More generally, for any geometrically connected variety X over a field k (i.e., X is such that Xsep := X ×k ksep is connected) there is an exact sequence of profinite groups

1 → π1(Xsep, x) → π1(X, x) → Gal(ksep / k) → 1.

### Schemes over a field of characteristic zero

For a scheme X that is of finite type over C, the complex numbers, there is a close relation between the etale fundamental group of X and the usual, topological, fundamental group of X(C), the complex analytic space attached to X. The algebraic fundamental group, as it is typically called in this case, is the profinite completion of π1(X). This is a consequence of the Riemann existence theorem, which says that all finite etale coverings of X(C) stem from ones of X. In particular, as the fundamental group of smooth curves over C (i.e., open Riemann surfaces) is well-understood, this determines the algebraic fundamental group. More generally, the fundamental group of a proper scheme over any algebraically closed field of characteristic zero is known, because an extension of algebraically closed fields induces isomorphic fundamental groups.

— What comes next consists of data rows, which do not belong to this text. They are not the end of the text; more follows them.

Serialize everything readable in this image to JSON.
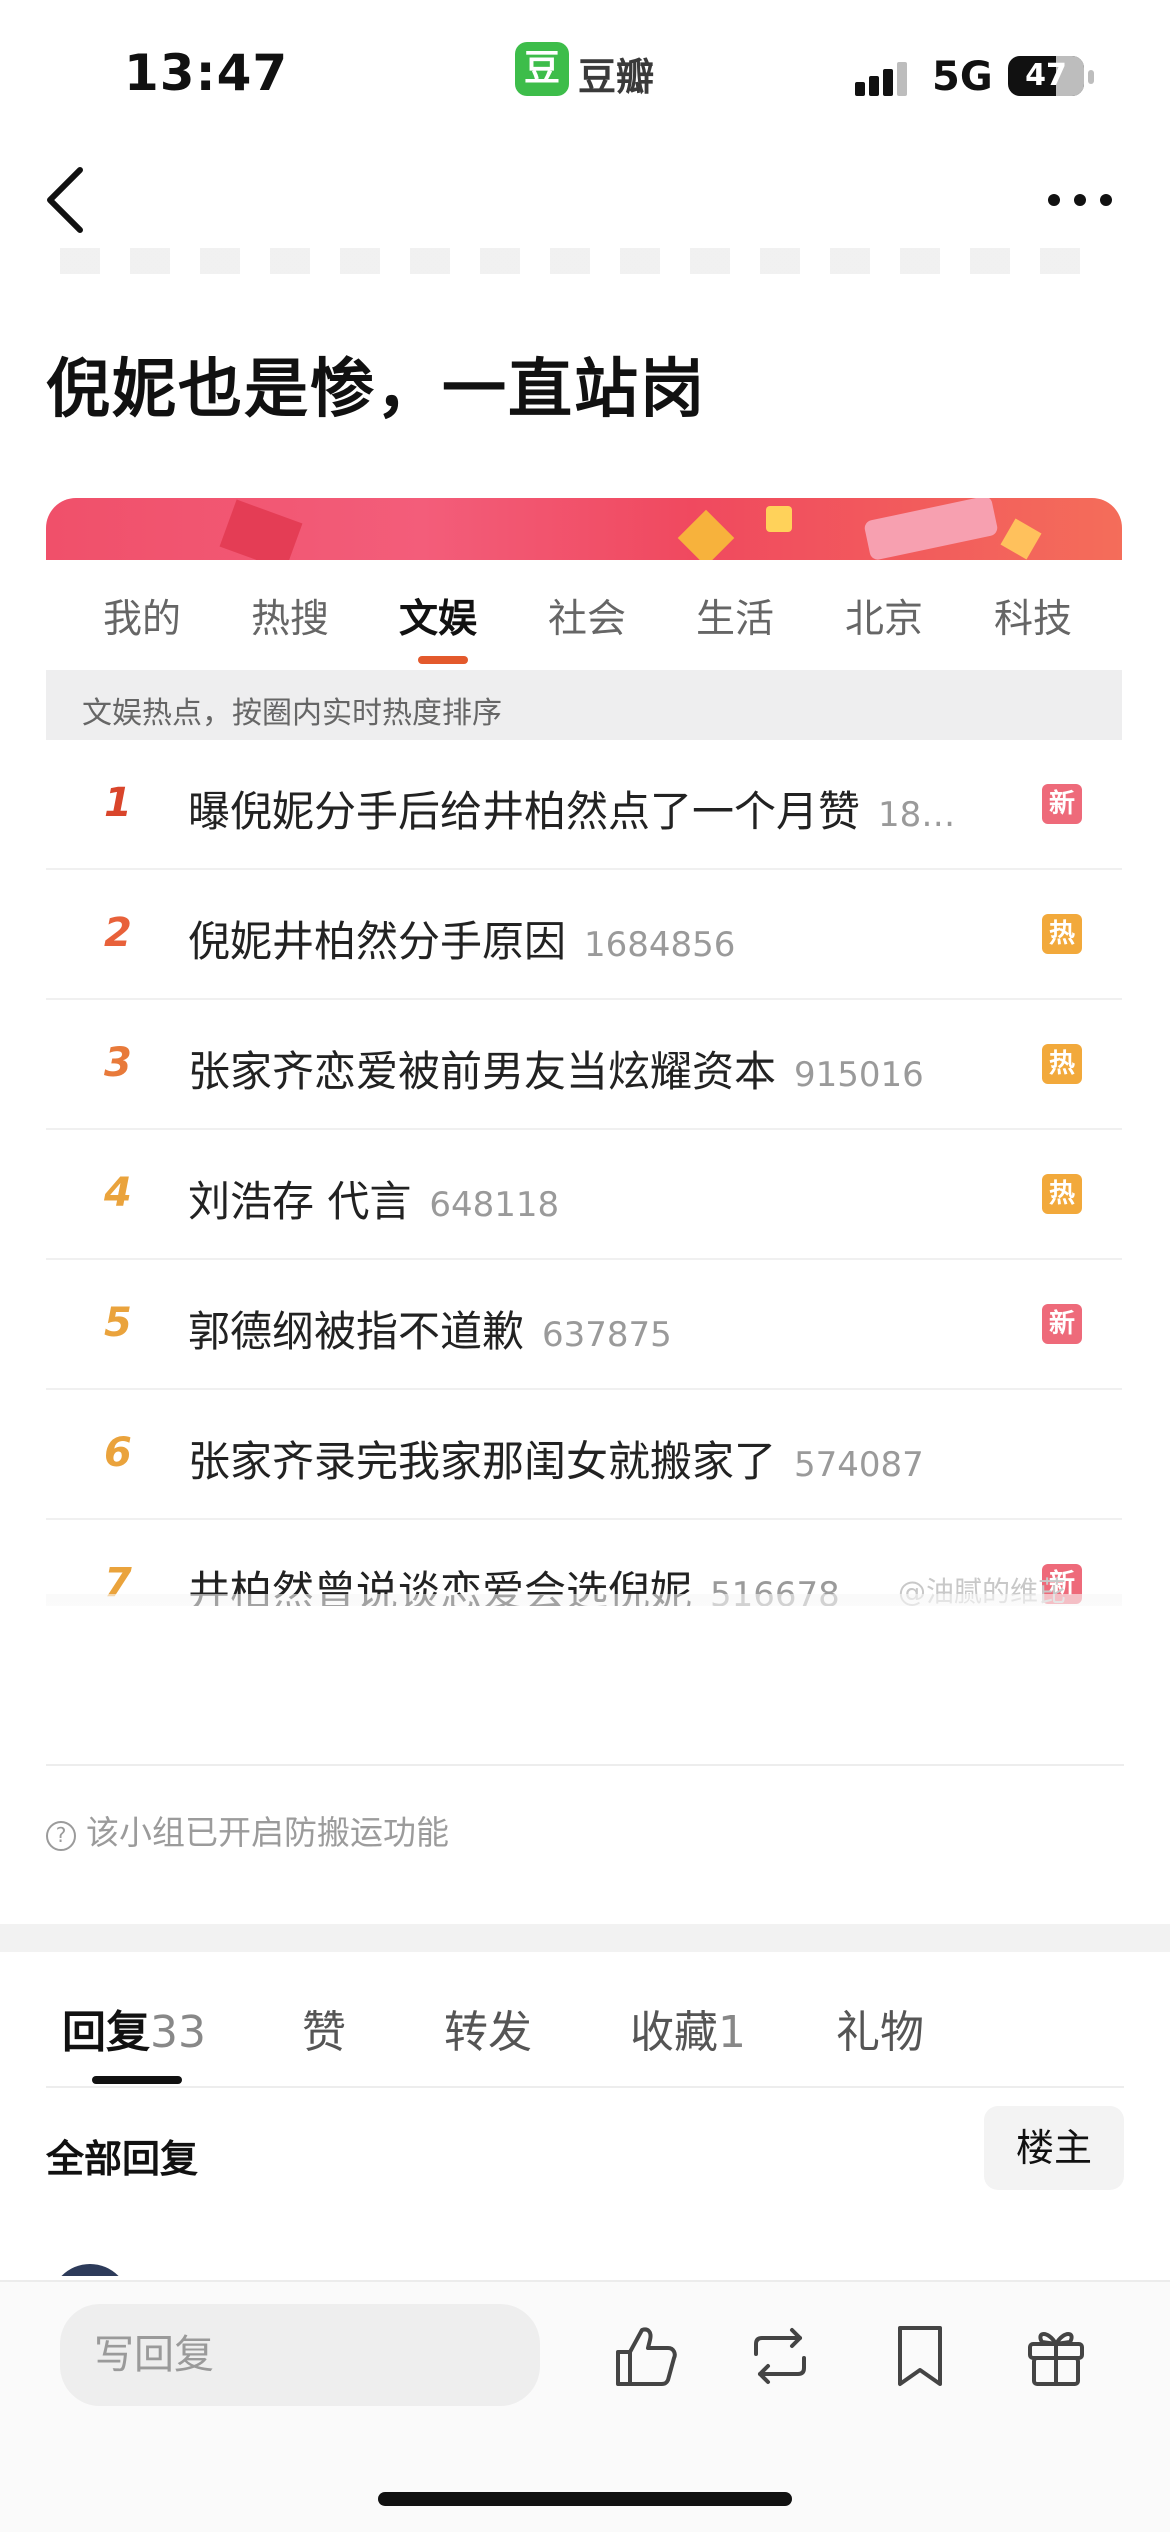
{
  "status_bar": {
    "time": "13:47",
    "app_badge": "豆",
    "app_name": "豆瓣",
    "network": "5G",
    "battery": "47"
  },
  "post": {
    "title": "倪妮也是惨，一直站岗"
  },
  "hot_search": {
    "tabs": [
      "我的",
      "热搜",
      "文娱",
      "社会",
      "生活",
      "北京",
      "科技"
    ],
    "active_tab": "文娱",
    "info": "文娱热点，按圈内实时热度排序",
    "items": [
      {
        "rank": "1",
        "title": "曝倪妮分手后给井柏然点了一个月赞",
        "count": "18…",
        "tag": "新",
        "tag_type": "new",
        "rank_color": "#d9452b"
      },
      {
        "rank": "2",
        "title": "倪妮井柏然分手原因",
        "count": "1684856",
        "tag": "热",
        "tag_type": "hot",
        "rank_color": "#e8613a"
      },
      {
        "rank": "3",
        "title": "张家齐恋爱被前男友当炫耀资本",
        "count": "915016",
        "tag": "热",
        "tag_type": "hot",
        "rank_color": "#e87a3a"
      },
      {
        "rank": "4",
        "title": "刘浩存 代言",
        "count": "648118",
        "tag": "热",
        "tag_type": "hot",
        "rank_color": "#eaa33c"
      },
      {
        "rank": "5",
        "title": "郭德纲被指不道歉",
        "count": "637875",
        "tag": "新",
        "tag_type": "new",
        "rank_color": "#eaa33c"
      },
      {
        "rank": "6",
        "title": "张家齐录完我家那闺女就搬家了",
        "count": "574087",
        "tag": "",
        "tag_type": "",
        "rank_color": "#eaa33c"
      },
      {
        "rank": "7",
        "title": "井柏然曾说谈恋爱会选倪妮",
        "count": "516678",
        "tag": "新",
        "tag_type": "new",
        "rank_color": "#eaa33c"
      }
    ],
    "watermark": "@油腻的维芘"
  },
  "notice": {
    "icon": "?",
    "text": "该小组已开启防搬运功能"
  },
  "interaction_tabs": [
    {
      "label": "回复",
      "count": "33"
    },
    {
      "label": "赞",
      "count": ""
    },
    {
      "label": "转发",
      "count": ""
    },
    {
      "label": "收藏",
      "count": "1"
    },
    {
      "label": "礼物",
      "count": ""
    }
  ],
  "replies": {
    "header": "全部回复",
    "owner_filter": "楼主"
  },
  "bottom_bar": {
    "reply_placeholder": "写回复"
  },
  "colors": {
    "douban_green": "#3dbd4a",
    "tab_underline": "#e3592c",
    "tag_new": "#ee6a7a",
    "tag_hot": "#f2a93b"
  }
}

### Schemes over a field of positive characteristic and the tame fundamental group

For an algebraically closed field k of positive characteristic, the results are different, since Artin-Schreier coverings exist in this situation. For example, the fundamental group of the affine line $\mathbf A^1_k$ is not topologically finitely generated. The tame fundamental group of some scheme U is a quotient of the usual fundamental group of U which takes into account only covers that are tamely ramified along D, where X is some compactification and D is the complement of U in X.[2][3] For example, the tame fundamental group of the affine line is zero.

### Further topics

From a categoric point of view, the fundamental group is a functor

{Algebraic Varieties} → {Profinite groups}.

The inverse Galois problem asks what groups can arise as fundamental groups (or Galois groups of field extensions). Anabelian geometry, for example Grothendieck's section conjecture, seeks to identify classes of varieties which are determined by their fundamental groups.[4]

The etale fundamental group π1 admit a generalization to a kind of higher homotopy groups by means of the etale homotopy type.[5]

5. ^ Friedlander, Eric M. (1982), Étale homotopy of simplicial schemes, Annals of Mathematics Studies 104, Princeton University Press, ISBN 978-0-691-08288-2; 978-0-691-08317-9 Check |isbn= value (help)